The News Corporation Limited
December 13, 2002
By email: email@example.com
Mr. Jonathan G. Katz
Re: Request for Comments on Proposed Rules Concerning Disclosure Required by Sections 404, 406, and 407 of the Sarbanes-Oxley Act of 2002- File No. S7-40-02.
Dear Mr. Katz:
I am writing to express our views regarding the Commission's proposal to implement Section 407 of the Sarbanes-Oxley Act, relating to financial experts (SEC Release 33-8138), as well as the rulemaking required to be undertaken by the Commission pursuant to Section 301 of the Sarbanes-Oxley Act of 2002 with respect to the composition of public company audit committees. Section 301 of the Sarbanes-Oxley Act added Section 10A(m)(3) to the Securities Exchange Act of 1934 (the "Exchange Act") to require that each member of an audit committee of the issuer shall be a member of the board of directors, and shall otherwise be independent. In order to be considered to be independent, a member of an audit committee of an issuer may not, other than in his or her capacity as a member of the audit committee, the board of directors, or any other board committee, among other things, be an affiliated person of the issuer or any subsidiary thereof.
Although the Sarbanes-Oxley Act does not define the term "affiliated person," the Commission has indirectly addressed this issue in its proposal to implement Section 407 of the Sarbanes-Oxley Act. In its proposal, the Commission would define independence, in the context of an operating company, by reference to the definition set forth in Section 10A(m)(3) of the Exchange Act (i.e., the Sarbanes-Oxley statutory criteria.) In the context of registered investment companies, however, the Commission refers to the definition of "independent person" in Section 2(a)(19) of the Investment Company Act of 1940, which in turn incorporates the very broad definition of "affiliated person" in Section 2(a)(3) of the Investment Company Act.
We believe it is critical, both with respect to the definition of independence in the context of financial expert pursuant to Section 407 of the Sarbanes-Oxley Act, and in the context of members of an audit committee pursuant to Section 301 of the Sarbanes-Oxley Act, that the Commission adopt a definition of "affiliated person" for an operating company that does not disqualify from service persons who are officers, directors or other representatives of entities (a) that beneficially own equity securities of an issuer that in the aggregate represent less than 50% of the voting power with respect to the election of directors of the issuer at annual meetings of shareholders, (b) that do not through voting power, contract or otherwise (subject to limitations by applicable stock exchange listing rules), have the ability to designate more than 50% of the members of the board of directors of the issuer, and (c) whose officers, directors or other representatives on the board of directors of the issuer do not in fact constitute more than 50% of the members of the board of directors of the issuer (the provisions of (a), (b) and (c) being hereinafter referred to as "Non-Disqualifying Characteristics").
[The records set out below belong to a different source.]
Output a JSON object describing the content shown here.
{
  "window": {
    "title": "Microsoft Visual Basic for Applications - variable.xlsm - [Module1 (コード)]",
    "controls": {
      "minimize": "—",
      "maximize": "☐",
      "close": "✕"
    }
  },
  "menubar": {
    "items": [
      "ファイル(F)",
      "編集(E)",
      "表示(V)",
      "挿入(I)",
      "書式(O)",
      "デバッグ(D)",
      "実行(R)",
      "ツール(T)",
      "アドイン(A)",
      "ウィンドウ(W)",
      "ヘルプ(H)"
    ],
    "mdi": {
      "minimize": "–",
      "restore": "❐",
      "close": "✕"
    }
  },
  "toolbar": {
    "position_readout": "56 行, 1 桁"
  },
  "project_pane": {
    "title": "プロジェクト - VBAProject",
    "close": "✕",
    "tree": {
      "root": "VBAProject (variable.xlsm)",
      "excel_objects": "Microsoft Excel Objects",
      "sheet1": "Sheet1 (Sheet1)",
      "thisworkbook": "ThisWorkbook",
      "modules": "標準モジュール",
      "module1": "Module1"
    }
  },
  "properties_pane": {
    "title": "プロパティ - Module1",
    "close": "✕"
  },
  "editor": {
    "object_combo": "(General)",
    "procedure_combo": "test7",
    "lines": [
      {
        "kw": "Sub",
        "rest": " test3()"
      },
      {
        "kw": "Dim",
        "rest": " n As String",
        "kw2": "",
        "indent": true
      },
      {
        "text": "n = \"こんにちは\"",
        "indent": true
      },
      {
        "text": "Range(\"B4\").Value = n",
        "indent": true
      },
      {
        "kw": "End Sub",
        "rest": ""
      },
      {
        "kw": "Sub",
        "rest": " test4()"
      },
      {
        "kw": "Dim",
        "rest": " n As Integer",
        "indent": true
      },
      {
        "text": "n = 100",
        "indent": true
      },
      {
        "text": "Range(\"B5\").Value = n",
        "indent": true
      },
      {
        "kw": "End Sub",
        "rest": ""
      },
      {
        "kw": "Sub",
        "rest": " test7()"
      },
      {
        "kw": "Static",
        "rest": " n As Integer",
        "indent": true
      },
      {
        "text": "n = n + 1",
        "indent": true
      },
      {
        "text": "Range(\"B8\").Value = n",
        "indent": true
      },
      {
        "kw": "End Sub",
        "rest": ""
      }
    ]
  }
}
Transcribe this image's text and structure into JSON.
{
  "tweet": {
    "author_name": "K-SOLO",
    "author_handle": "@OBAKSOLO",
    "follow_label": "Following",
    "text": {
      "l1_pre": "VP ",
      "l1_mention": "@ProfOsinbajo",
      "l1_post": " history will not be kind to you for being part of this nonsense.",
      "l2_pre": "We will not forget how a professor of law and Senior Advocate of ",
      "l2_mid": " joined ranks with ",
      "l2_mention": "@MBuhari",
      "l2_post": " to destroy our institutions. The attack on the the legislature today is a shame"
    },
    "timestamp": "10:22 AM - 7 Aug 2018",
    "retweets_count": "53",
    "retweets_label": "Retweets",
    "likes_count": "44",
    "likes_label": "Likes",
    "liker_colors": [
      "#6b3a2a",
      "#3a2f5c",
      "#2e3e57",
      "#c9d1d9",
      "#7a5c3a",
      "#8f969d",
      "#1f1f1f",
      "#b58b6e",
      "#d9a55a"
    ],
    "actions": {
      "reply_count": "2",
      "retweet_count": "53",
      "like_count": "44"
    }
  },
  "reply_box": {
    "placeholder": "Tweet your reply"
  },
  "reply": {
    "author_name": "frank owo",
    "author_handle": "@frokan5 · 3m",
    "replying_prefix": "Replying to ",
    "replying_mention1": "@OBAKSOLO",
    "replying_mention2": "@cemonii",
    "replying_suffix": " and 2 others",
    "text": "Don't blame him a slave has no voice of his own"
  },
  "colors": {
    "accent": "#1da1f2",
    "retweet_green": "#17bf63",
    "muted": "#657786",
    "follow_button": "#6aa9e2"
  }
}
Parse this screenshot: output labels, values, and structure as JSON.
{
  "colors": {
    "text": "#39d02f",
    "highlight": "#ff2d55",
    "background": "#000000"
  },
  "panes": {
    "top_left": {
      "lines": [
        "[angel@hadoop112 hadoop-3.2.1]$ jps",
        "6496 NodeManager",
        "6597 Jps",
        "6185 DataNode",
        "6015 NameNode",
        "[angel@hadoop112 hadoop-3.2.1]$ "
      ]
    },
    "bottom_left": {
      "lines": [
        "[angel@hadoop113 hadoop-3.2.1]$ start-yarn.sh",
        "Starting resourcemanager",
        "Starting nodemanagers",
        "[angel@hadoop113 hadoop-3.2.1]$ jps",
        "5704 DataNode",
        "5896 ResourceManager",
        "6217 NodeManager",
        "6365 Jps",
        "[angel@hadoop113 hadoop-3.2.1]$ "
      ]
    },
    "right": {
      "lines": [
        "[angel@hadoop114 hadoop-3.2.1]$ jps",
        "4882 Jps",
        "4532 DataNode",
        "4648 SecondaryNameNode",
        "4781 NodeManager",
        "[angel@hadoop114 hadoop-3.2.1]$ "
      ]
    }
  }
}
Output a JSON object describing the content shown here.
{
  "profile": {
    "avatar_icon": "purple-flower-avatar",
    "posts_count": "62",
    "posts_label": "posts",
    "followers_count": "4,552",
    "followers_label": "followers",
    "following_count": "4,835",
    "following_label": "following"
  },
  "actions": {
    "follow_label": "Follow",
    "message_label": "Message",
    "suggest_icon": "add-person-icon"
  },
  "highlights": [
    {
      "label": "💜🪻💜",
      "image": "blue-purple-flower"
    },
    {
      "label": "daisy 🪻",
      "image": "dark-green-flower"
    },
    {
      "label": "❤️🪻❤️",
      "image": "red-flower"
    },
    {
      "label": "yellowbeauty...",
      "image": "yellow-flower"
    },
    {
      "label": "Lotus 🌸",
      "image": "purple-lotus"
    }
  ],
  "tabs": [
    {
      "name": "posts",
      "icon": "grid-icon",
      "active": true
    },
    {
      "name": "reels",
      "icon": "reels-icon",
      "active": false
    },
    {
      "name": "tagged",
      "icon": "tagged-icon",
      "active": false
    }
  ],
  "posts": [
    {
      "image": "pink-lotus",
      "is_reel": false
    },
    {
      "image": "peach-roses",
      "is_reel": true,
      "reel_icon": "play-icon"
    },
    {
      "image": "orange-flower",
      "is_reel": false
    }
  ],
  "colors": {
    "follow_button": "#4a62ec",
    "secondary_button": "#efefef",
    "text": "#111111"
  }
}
Without this definition in the final rules, we believe that the audit committees may not be as qualified to address fully and properly the matters that audit committees will be responsible for overseeing pursuant to the Sarbanes-Oxley Act and the current rulemaking by the Commission and the securities exchanges. Rather than being compromised, we believe that representatives of significant minority shareholders of public companies are often the most likely to be truly independent and to represent the interests of all shareholders of the public company in order to assure correct and complete financial reporting and compliance by the public company with the highest ethical standards of conduct.
The intensive knowledge of the business and operations of the public company by representatives of significant minority shareholders (and the large investment in the public company by such shareholders) often results in the representatives of the minority shareholders having a significantly more profound and detailed understanding of the financial condition of the public company than any person outside the company itself. Generally, such understanding of the financial condition of a company will derive from the financial expertise and substantial resources that the significant minority shareholder devotes to its ownership interest in the public company, and the ongoing and often intensive dialogue that representatives of the public company may have with those representatives of the minority shareholder who sit on its board.
In addition, representatives of a significant minority shareholder on the audit committee of a public company may be in a better position, because of the influence the minority shareholder can exert, to insure that the decisions of the audit committee are properly implemented by the public company. This influence is often enhanced in the case of a public company whose financial statements are required to be included in the Exchange Act reports of a significant minority shareholder pursuant to Rule 3-09 of Regulation S-X, because the minority shareholder may be subject to substantial liability of its own should it be determined that the financial statements of the investee public company were deficient or misleading.
All of the above reasons suggest that representatives of significant minority shareholders should not solely by reason of share-ownership be deemed to be an "affiliate" and deemed not independent for the purposes of audit committee membership and financial expert status of operating companies. We believe that any definition of independence that would exclude representatives of significant minority shareholders from participating as members of an audit committee in instances in which Non-Disqualifying Characteristics are present would disenfranchise the minority shareholders (and even perhaps serve as a disincentive for an entity to invest or increase its investment), without any commensurate benefit being derived by any other shareholder.
We would be pleased to address this matter further with the members of the Staff, at the convenience of the Staff.
cc: Alan L. Beller, Senior Counselor to the Commission